- [Work task] Copy out each line of the listing below where the string "from" appears.

============================================================

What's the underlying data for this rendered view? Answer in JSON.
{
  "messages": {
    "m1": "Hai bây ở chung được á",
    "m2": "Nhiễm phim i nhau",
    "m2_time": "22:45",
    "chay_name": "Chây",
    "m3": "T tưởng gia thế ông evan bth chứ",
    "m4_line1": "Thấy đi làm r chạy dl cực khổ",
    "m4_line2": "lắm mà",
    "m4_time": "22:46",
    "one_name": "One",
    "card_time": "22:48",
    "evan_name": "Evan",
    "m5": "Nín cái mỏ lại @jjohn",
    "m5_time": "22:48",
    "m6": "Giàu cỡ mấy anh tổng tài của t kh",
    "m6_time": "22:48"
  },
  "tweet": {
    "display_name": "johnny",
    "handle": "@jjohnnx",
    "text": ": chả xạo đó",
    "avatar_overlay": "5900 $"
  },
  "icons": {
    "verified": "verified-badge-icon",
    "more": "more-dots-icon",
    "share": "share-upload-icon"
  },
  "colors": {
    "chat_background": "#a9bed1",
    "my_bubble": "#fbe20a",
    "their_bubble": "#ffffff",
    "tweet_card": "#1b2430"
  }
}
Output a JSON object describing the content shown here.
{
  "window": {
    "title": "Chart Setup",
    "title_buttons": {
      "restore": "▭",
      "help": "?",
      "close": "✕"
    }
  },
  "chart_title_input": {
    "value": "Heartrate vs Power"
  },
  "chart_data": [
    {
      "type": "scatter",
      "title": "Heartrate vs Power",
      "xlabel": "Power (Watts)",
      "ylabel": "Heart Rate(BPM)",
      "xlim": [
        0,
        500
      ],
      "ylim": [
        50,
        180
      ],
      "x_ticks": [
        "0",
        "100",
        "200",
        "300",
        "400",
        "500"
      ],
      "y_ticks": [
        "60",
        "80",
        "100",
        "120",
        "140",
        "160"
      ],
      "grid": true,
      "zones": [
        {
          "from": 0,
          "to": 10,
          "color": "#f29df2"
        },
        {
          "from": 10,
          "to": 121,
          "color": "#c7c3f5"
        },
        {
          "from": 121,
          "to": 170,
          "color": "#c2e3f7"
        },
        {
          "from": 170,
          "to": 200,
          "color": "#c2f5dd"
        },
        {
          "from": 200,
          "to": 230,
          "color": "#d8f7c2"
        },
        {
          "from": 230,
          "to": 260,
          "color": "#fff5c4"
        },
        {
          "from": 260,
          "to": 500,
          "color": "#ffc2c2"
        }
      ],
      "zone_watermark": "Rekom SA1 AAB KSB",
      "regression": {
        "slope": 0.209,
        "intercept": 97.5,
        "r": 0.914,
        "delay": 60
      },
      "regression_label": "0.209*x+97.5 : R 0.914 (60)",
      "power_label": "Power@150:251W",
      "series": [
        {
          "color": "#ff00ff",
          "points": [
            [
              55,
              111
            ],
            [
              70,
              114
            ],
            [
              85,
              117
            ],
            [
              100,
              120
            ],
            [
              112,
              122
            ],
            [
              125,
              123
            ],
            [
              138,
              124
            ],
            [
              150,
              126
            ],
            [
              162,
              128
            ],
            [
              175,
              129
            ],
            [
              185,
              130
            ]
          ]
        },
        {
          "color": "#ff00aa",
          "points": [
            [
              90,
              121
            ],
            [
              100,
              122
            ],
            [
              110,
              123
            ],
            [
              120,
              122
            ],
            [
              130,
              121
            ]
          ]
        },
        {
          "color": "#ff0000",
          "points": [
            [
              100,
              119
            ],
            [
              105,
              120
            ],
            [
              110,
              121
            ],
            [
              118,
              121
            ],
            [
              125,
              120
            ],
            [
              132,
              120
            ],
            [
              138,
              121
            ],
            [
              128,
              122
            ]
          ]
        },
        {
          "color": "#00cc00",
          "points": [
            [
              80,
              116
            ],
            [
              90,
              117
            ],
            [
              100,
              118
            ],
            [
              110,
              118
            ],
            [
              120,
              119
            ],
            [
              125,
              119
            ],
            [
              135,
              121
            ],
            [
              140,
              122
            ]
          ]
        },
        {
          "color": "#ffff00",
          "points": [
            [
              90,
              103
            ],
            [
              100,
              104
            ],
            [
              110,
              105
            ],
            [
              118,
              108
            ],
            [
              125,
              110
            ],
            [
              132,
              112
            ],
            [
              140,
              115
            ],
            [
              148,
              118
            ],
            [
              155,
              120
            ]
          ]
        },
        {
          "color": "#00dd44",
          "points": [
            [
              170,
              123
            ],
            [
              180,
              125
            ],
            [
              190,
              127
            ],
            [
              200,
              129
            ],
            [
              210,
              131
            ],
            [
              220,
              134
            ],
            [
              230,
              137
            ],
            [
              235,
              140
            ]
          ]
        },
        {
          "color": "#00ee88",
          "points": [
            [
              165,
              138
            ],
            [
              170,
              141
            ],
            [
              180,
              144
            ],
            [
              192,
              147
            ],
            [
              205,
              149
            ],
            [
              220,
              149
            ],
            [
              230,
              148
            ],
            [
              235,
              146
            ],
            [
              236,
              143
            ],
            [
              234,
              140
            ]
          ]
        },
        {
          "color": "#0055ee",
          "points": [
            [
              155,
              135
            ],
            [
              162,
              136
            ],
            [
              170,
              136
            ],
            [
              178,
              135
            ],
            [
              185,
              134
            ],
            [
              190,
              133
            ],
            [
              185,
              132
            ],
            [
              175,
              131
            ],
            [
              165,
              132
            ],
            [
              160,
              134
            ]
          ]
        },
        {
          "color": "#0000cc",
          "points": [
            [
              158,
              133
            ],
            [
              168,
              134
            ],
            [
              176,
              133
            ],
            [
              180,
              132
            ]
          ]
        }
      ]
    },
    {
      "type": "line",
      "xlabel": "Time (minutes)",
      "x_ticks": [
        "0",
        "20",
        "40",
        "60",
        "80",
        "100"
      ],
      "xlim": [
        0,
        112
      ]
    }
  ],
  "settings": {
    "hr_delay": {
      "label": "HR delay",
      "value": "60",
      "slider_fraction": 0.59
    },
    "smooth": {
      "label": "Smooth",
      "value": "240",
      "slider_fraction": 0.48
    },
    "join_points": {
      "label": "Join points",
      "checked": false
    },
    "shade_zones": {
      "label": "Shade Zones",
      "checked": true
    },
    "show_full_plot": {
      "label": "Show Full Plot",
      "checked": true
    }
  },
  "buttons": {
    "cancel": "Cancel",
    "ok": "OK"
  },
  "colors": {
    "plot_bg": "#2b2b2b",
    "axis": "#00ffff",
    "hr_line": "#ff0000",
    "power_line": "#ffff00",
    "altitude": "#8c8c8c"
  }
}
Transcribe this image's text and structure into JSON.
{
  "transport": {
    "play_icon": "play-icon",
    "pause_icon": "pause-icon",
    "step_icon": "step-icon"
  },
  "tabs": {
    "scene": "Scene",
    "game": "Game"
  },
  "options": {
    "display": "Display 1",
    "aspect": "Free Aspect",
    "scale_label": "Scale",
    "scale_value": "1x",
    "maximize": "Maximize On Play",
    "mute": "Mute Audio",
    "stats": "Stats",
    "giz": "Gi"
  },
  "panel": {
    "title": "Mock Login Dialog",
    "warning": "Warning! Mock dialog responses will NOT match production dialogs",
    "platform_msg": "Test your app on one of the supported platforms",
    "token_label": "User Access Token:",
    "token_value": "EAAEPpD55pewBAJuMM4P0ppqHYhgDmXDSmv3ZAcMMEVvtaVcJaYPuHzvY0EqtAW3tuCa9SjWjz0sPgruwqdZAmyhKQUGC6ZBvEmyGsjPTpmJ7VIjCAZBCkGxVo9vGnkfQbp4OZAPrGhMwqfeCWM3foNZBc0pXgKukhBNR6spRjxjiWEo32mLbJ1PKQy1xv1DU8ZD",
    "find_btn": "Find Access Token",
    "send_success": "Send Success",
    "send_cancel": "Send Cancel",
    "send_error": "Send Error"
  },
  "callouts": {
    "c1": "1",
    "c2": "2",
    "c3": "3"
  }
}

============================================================

- [Result below]
          "from": 0,
          "from": 10,
          "from": 121,
          "from": 170,
          "from": 200,
          "from": 230,
          "from": 260,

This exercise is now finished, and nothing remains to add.